Crashing Car Prices
Not Getting Behind the Wheel.
The fall of traffic miles on America's roads is one of the starkest after-effects of the COVID pandemic. Even correcting for seasonal factors, millions of Americans are driving less than in years past. The combination of the virus and an anti-individual rights economy, a decrease in car accidents, and income are likely to continue.
Understanding from a Vehicle Traffic Expert.
My decades of experience watching the effects of traffic-- and accidents give me a unique perspective on the current situation. It is truly unusual to see Interstate 5 or the 405 car-free, even during daylight hours. By observing driving trends over the last three decades in my role as an accident expert, the effects are astounding. Since COVID, I have seen people put their faith in politicians more interested in, well, politics, than their constituents pursuing personal happiness. Let's take a look at some causes and effects.
Understanding Drop-in Traffic.
The states of emergency surrounding the Coronavirus pandemic had many effects on American habits. Perhaps outside of health concerns, none have been as dramatic as the fall in use of America's roads. The decline in driving for most purposes will likely have a profound effect on the price of cars for the foreseeable future. Furthermore, reduced road miles will mean lower gas prices and fewer accidents.
The economic issues surrounding the crisis will also leave less disposable income in Americans' pockets to purchase a new car. There were already projections even before the virus that Americans would drive less in 2020. By April 8th, the total number of miles driven on America's roads fell an astonishing 58%. The reduced driving hours even prompted some insurers to give refunds for the fewer miles behind the wheel.
What's Gonna Happen to Car Prices?
- Severe effects on traditional brick and mortar jobs. Many offices are closed due to the pandemic. It is unlikely that such a work model will return to normal even after a vaccine.
- Declining paychecks. If the economic crisis continues much longer-- especially considering current double-digit inflation, consumers will prioritize saving over a new car.
- The role of the ripple effect. The decline in car prices, coupled with a decline in demand, will likely lead to a bandwagon effect. This means that prices will continue dropping even after part of the economic recovery begins.
- The rise of the virtual office. Related to above, as many Americans transition into working remotely, there is a high chance that they will not need a vehicle in the same way as before. This is likely to reduce the chance of the car-less purchasing one on a whim.
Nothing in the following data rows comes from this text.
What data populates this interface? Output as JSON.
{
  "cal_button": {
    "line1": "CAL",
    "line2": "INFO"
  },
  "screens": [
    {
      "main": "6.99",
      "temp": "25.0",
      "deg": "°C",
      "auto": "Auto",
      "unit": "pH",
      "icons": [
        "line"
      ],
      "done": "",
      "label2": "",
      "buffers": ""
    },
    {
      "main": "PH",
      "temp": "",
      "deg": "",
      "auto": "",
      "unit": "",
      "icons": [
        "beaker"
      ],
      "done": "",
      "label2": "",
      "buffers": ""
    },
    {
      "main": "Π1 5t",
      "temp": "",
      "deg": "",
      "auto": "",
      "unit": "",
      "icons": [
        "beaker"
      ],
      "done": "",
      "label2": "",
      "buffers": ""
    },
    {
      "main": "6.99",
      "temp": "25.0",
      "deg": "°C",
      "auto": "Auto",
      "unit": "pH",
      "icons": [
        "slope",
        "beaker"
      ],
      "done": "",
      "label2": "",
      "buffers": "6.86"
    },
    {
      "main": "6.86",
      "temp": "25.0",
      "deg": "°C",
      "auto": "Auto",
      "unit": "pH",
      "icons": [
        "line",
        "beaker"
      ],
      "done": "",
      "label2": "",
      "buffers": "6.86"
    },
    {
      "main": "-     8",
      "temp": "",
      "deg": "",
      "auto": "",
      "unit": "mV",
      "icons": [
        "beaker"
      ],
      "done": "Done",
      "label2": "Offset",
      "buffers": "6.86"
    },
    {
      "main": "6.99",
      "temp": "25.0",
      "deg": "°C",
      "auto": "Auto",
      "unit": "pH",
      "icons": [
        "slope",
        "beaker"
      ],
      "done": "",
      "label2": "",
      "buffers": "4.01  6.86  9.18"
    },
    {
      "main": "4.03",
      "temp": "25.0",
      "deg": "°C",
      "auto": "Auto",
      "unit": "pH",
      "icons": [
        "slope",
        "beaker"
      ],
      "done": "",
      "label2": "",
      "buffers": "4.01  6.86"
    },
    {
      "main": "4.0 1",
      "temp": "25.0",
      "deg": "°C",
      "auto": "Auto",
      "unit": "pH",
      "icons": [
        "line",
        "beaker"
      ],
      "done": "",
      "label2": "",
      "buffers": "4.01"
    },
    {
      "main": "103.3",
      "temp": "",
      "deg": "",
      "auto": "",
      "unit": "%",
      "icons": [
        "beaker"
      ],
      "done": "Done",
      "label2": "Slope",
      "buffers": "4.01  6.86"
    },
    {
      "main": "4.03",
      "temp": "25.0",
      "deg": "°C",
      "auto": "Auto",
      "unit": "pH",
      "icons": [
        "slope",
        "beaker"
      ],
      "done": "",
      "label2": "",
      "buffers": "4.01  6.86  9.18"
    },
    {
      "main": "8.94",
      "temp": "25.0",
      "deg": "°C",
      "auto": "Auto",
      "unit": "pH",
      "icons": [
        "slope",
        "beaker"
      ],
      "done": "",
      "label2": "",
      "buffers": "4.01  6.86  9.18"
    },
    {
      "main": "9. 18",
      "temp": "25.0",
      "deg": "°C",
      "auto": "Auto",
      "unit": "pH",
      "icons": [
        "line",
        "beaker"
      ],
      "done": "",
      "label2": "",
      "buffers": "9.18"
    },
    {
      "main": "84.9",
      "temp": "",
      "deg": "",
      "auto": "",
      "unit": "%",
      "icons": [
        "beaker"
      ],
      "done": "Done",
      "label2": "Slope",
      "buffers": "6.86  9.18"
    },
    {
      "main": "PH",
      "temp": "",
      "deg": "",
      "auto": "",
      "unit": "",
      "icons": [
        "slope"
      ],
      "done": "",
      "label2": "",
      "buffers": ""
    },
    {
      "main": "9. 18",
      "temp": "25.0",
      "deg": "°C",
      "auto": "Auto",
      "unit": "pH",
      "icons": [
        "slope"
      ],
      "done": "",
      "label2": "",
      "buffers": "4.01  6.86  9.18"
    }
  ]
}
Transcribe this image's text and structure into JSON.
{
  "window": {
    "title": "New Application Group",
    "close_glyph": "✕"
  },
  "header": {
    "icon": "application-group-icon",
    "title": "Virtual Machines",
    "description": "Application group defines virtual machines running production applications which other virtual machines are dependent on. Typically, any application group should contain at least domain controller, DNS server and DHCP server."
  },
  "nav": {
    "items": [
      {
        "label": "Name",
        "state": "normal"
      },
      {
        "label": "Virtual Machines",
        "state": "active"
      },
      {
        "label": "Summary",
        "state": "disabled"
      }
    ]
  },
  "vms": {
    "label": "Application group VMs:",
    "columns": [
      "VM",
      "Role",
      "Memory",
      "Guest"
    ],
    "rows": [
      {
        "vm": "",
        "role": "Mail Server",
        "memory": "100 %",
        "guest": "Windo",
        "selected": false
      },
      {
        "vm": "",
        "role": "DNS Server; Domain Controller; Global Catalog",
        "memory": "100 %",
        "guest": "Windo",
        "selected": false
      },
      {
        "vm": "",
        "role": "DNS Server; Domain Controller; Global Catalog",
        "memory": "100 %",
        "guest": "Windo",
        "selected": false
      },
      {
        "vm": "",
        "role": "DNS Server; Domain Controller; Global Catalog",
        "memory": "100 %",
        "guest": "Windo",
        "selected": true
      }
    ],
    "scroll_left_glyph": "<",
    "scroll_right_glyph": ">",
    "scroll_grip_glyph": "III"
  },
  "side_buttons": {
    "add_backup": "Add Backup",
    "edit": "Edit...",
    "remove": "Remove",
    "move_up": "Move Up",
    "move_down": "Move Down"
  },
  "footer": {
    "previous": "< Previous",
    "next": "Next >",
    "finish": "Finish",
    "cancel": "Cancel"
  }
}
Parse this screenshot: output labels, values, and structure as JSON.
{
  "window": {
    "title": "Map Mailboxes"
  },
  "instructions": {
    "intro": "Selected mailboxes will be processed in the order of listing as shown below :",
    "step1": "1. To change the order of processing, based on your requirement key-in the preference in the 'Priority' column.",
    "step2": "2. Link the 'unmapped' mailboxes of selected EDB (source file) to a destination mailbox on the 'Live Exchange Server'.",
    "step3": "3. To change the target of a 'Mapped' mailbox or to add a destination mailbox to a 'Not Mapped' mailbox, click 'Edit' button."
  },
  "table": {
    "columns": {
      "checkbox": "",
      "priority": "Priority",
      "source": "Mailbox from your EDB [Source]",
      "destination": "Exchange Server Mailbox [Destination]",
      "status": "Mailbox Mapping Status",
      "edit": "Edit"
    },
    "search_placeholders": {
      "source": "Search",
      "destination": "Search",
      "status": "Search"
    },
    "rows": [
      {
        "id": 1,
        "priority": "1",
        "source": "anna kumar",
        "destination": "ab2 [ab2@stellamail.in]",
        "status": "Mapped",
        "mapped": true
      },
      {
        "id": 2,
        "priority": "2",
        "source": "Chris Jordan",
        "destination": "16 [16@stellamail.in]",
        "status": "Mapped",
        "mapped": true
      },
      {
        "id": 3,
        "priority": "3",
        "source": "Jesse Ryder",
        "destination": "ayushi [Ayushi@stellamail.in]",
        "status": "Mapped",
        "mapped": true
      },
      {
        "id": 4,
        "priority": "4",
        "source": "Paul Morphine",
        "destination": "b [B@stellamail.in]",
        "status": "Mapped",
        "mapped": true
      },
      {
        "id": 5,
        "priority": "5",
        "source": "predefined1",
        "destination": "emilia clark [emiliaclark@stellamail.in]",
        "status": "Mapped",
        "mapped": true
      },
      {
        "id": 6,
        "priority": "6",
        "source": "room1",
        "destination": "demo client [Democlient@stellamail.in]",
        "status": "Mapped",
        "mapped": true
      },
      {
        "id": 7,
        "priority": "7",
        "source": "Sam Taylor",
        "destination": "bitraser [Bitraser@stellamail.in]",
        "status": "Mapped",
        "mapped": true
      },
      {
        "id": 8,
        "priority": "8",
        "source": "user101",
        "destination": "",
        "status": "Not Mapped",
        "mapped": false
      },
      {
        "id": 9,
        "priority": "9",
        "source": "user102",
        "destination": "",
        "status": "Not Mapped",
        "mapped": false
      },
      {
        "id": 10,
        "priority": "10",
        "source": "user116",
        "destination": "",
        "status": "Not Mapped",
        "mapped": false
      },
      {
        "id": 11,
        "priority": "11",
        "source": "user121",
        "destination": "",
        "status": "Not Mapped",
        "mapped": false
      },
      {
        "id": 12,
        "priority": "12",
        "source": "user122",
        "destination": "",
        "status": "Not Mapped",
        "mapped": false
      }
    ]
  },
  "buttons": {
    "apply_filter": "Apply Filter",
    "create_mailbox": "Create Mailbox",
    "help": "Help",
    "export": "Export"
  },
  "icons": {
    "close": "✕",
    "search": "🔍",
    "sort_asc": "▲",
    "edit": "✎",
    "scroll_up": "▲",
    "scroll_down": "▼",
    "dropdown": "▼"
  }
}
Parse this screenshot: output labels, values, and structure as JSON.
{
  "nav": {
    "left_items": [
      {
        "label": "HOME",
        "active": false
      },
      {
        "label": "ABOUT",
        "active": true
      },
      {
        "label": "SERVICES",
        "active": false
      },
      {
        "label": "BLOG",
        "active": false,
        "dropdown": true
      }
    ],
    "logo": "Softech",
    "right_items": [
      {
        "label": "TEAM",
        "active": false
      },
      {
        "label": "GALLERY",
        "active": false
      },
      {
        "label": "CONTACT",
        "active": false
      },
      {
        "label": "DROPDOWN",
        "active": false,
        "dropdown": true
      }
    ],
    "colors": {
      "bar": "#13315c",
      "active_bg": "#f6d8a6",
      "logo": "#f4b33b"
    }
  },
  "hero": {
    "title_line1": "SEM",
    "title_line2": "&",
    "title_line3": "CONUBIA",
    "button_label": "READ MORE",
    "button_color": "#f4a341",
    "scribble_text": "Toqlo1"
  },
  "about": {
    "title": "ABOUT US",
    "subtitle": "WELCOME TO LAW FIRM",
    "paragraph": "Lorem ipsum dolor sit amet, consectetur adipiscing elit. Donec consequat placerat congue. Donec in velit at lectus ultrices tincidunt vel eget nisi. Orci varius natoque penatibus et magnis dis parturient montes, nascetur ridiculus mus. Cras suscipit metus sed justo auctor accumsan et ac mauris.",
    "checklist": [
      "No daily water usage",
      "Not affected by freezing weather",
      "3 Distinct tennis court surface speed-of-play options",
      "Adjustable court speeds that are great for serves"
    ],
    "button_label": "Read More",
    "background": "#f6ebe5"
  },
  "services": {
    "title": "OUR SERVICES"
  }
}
Look for the sheer number of car crashes to decrease, and for many lawyers in the injury business to go under. Also, PI lawyers tend to buy expensive cars like Mercedes and BMW. They are not gonna be spending when they are not setting big contingency fee cases. Add all of these factors together, and you have a perfect storm for a sharp and sustained decline in car prices over the coming year or years.